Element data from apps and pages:
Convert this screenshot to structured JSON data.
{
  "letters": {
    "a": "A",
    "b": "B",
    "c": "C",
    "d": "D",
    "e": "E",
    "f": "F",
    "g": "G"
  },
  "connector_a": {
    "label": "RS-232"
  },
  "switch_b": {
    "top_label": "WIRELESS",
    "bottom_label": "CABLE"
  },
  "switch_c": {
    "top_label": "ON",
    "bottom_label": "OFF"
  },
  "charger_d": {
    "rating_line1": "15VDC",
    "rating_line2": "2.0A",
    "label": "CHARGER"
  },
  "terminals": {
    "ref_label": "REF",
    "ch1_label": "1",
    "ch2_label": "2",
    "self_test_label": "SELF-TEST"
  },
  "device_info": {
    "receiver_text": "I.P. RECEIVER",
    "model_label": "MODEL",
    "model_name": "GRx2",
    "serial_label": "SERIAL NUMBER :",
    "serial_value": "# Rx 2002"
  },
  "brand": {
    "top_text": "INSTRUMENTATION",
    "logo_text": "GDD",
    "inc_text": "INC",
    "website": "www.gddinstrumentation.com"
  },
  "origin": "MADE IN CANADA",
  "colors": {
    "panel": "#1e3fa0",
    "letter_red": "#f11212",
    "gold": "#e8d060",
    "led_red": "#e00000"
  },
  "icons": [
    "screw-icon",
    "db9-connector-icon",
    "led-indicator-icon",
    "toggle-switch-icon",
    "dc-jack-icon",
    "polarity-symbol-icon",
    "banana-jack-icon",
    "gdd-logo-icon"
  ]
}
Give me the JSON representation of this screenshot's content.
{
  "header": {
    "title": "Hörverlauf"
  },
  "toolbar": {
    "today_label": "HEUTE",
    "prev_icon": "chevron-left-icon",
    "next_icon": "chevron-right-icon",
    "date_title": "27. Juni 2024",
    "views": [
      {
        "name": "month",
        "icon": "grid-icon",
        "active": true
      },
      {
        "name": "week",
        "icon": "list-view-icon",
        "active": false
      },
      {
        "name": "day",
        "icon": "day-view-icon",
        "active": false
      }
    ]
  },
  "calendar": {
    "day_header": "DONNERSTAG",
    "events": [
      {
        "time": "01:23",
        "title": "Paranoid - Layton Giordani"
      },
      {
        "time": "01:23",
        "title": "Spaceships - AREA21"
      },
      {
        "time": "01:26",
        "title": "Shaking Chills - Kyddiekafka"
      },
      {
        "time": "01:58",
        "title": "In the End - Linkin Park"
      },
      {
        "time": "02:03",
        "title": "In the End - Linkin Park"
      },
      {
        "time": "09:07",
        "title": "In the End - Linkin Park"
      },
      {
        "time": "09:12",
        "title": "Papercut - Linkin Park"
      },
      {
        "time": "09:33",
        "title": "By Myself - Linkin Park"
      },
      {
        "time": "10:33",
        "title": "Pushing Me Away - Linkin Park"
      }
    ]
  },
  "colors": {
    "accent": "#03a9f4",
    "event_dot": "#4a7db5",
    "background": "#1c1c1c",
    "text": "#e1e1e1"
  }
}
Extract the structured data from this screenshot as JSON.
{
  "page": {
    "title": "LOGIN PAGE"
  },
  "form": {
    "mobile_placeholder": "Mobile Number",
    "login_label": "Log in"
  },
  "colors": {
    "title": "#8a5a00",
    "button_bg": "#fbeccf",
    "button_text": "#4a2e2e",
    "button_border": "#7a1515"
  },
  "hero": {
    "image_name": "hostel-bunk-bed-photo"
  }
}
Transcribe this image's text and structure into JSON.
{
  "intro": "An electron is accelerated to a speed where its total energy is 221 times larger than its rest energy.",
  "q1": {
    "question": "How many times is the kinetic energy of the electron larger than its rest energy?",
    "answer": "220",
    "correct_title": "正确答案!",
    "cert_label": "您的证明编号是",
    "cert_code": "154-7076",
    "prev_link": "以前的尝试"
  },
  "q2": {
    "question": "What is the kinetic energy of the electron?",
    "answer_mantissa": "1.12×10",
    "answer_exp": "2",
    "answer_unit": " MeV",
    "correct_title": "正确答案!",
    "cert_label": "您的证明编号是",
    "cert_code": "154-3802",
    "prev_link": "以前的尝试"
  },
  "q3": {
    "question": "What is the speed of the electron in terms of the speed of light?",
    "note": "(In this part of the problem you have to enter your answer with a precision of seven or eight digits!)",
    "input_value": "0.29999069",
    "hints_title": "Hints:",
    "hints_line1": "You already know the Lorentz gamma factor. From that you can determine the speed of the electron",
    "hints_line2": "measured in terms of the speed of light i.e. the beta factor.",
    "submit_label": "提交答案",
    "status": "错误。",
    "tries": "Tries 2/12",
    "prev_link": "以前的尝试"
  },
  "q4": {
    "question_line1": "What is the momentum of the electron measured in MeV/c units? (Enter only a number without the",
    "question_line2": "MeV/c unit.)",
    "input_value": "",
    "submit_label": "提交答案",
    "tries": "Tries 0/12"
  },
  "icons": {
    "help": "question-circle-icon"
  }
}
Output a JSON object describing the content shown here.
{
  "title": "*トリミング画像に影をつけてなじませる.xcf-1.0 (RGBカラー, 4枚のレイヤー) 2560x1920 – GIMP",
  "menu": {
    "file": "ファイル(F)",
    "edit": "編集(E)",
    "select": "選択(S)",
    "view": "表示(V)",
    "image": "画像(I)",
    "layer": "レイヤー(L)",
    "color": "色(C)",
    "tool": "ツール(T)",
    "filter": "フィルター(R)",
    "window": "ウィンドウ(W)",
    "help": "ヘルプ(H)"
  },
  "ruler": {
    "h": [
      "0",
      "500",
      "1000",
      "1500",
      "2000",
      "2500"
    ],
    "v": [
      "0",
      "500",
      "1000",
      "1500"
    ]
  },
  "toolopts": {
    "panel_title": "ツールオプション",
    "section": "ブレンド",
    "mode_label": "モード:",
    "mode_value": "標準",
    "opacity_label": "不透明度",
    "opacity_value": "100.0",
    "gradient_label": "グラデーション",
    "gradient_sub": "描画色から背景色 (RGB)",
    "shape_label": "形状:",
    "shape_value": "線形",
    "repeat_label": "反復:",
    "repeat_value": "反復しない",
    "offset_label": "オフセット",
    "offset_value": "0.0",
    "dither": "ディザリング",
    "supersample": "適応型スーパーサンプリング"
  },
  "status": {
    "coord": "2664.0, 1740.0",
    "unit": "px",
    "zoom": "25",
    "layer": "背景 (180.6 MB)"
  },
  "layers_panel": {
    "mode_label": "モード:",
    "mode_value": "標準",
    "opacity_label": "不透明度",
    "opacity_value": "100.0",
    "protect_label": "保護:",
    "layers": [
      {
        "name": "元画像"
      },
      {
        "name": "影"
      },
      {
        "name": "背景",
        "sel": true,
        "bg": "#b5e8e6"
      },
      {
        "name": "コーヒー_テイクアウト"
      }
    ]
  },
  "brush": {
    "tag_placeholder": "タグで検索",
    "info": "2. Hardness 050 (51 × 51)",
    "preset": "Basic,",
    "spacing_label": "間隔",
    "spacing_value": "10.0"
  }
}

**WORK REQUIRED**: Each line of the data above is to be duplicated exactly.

**SOLUTION FOR THIS EXERCISE**:
Convert this screenshot to structured JSON data.
{
  "letters": {
    "a": "A",
    "b": "B",
    "c": "C",
    "d": "D",
    "e": "E",
    "f": "F",
    "g": "G"
  },
  "connector_a": {
    "label": "RS-232"
  },
  "switch_b": {
    "top_label": "WIRELESS",
    "bottom_label": "CABLE"
  },
  "switch_c": {
    "top_label": "ON",
    "bottom_label": "OFF"
  },
  "charger_d": {
    "rating_line1": "15VDC",
    "rating_line2": "2.0A",
    "label": "CHARGER"
  },
  "terminals": {
    "ref_label": "REF",
    "ch1_label": "1",
    "ch2_label": "2",
    "self_test_label": "SELF-TEST"
  },
  "device_info": {
    "receiver_text": "I.P. RECEIVER",
    "model_label": "MODEL",
    "model_name": "GRx2",
    "serial_label": "SERIAL NUMBER :",
    "serial_value": "# Rx 2002"
  },
  "brand": {
    "top_text": "INSTRUMENTATION",
    "logo_text": "GDD",
    "inc_text": "INC",
    "website": "www.gddinstrumentation.com"
  },
  "origin": "MADE IN CANADA",
  "colors": {
    "panel": "#1e3fa0",
    "letter_red": "#f11212",
    "gold": "#e8d060",
    "led_red": "#e00000"
  },
  "icons": [
    "screw-icon",
    "db9-connector-icon",
    "led-indicator-icon",
    "toggle-switch-icon",
    "dc-jack-icon",
    "polarity-symbol-icon",
    "banana-jack-icon",
    "gdd-logo-icon"
  ]
}
Give me the JSON representation of this screenshot's content.
{
  "header": {
    "title": "Hörverlauf"
  },
  "toolbar": {
    "today_label": "HEUTE",
    "prev_icon": "chevron-left-icon",
    "next_icon": "chevron-right-icon",
    "date_title": "27. Juni 2024",
    "views": [
      {
        "name": "month",
        "icon": "grid-icon",
        "active": true
      },
      {
        "name": "week",
        "icon": "list-view-icon",
        "active": false
      },
      {
        "name": "day",
        "icon": "day-view-icon",
        "active": false
      }
    ]
  },
  "calendar": {
    "day_header": "DONNERSTAG",
    "events": [
      {
        "time": "01:23",
        "title": "Paranoid - Layton Giordani"
      },
      {
        "time": "01:23",
        "title": "Spaceships - AREA21"
      },
      {
        "time": "01:26",
        "title": "Shaking Chills - Kyddiekafka"
      },
      {
        "time": "01:58",
        "title": "In the End - Linkin Park"
      },
      {
        "time": "02:03",
        "title": "In the End - Linkin Park"
      },
      {
        "time": "09:07",
        "title": "In the End - Linkin Park"
      },
      {
        "time": "09:12",
        "title": "Papercut - Linkin Park"
      },
      {
        "time": "09:33",
        "title": "By Myself - Linkin Park"
      },
      {
        "time": "10:33",
        "title": "Pushing Me Away - Linkin Park"
      }
    ]
  },
  "colors": {
    "accent": "#03a9f4",
    "event_dot": "#4a7db5",
    "background": "#1c1c1c",
    "text": "#e1e1e1"
  }
}
Extract the structured data from this screenshot as JSON.
{
  "page": {
    "title": "LOGIN PAGE"
  },
  "form": {
    "mobile_placeholder": "Mobile Number",
    "login_label": "Log in"
  },
  "colors": {
    "title": "#8a5a00",
    "button_bg": "#fbeccf",
    "button_text": "#4a2e2e",
    "button_border": "#7a1515"
  },
  "hero": {
    "image_name": "hostel-bunk-bed-photo"
  }
}
Transcribe this image's text and structure into JSON.
{
  "intro": "An electron is accelerated to a speed where its total energy is 221 times larger than its rest energy.",
  "q1": {
    "question": "How many times is the kinetic energy of the electron larger than its rest energy?",
    "answer": "220",
    "correct_title": "正确答案!",
    "cert_label": "您的证明编号是",
    "cert_code": "154-7076",
    "prev_link": "以前的尝试"
  },
  "q2": {
    "question": "What is the kinetic energy of the electron?",
    "answer_mantissa": "1.12×10",
    "answer_exp": "2",
    "answer_unit": " MeV",
    "correct_title": "正确答案!",
    "cert_label": "您的证明编号是",
    "cert_code": "154-3802",
    "prev_link": "以前的尝试"
  },
  "q3": {
    "question": "What is the speed of the electron in terms of the speed of light?",
    "note": "(In this part of the problem you have to enter your answer with a precision of seven or eight digits!)",
    "input_value": "0.29999069",
    "hints_title": "Hints:",
    "hints_line1": "You already know the Lorentz gamma factor. From that you can determine the speed of the electron",
    "hints_line2": "measured in terms of the speed of light i.e. the beta factor.",
    "submit_label": "提交答案",
    "status": "错误。",
    "tries": "Tries 2/12",
    "prev_link": "以前的尝试"
  },
  "q4": {
    "question_line1": "What is the momentum of the electron measured in MeV/c units? (Enter only a number without the",
    "question_line2": "MeV/c unit.)",
    "input_value": "",
    "submit_label": "提交答案",
    "tries": "Tries 0/12"
  },
  "icons": {
    "help": "question-circle-icon"
  }
}
Output a JSON object describing the content shown here.
{
  "title": "*トリミング画像に影をつけてなじませる.xcf-1.0 (RGBカラー, 4枚のレイヤー) 2560x1920 – GIMP",
  "menu": {
    "file": "ファイル(F)",
    "edit": "編集(E)",
    "select": "選択(S)",
    "view": "表示(V)",
    "image": "画像(I)",
    "layer": "レイヤー(L)",
    "color": "色(C)",
    "tool": "ツール(T)",
    "filter": "フィルター(R)",
    "window": "ウィンドウ(W)",
    "help": "ヘルプ(H)"
  },
  "ruler": {
    "h": [
      "0",
      "500",
      "1000",
      "1500",
      "2000",
      "2500"
    ],
    "v": [
      "0",
      "500",
      "1000",
      "1500"
    ]
  },
  "toolopts": {
    "panel_title": "ツールオプション",
    "section": "ブレンド",
    "mode_label": "モード:",
    "mode_value": "標準",
    "opacity_label": "不透明度",
    "opacity_value": "100.0",
    "gradient_label": "グラデーション",
    "gradient_sub": "描画色から背景色 (RGB)",
    "shape_label": "形状:",
    "shape_value": "線形",
    "repeat_label": "反復:",
    "repeat_value": "反復しない",
    "offset_label": "オフセット",
    "offset_value": "0.0",
    "dither": "ディザリング",
    "supersample": "適応型スーパーサンプリング"
  },
  "status": {
    "coord": "2664.0, 1740.0",
    "unit": "px",
    "zoom": "25",
    "layer": "背景 (180.6 MB)"
  },
  "layers_panel": {
    "mode_label": "モード:",
    "mode_value": "標準",
    "opacity_label": "不透明度",
    "opacity_value": "100.0",
    "protect_label": "保護:",
    "layers": [
      {
        "name": "元画像"
      },
      {
        "name": "影"
      },
      {
        "name": "背景",
        "sel": true,
        "bg": "#b5e8e6"
      },
      {
        "name": "コーヒー_テイクアウト"
      }
    ]
  },
  "brush": {
    "tag_placeholder": "タグで検索",
    "info": "2. Hardness 050 (51 × 51)",
    "preset": "Basic,",
    "spacing_label": "間隔",
    "spacing_value": "10.0"
  }
}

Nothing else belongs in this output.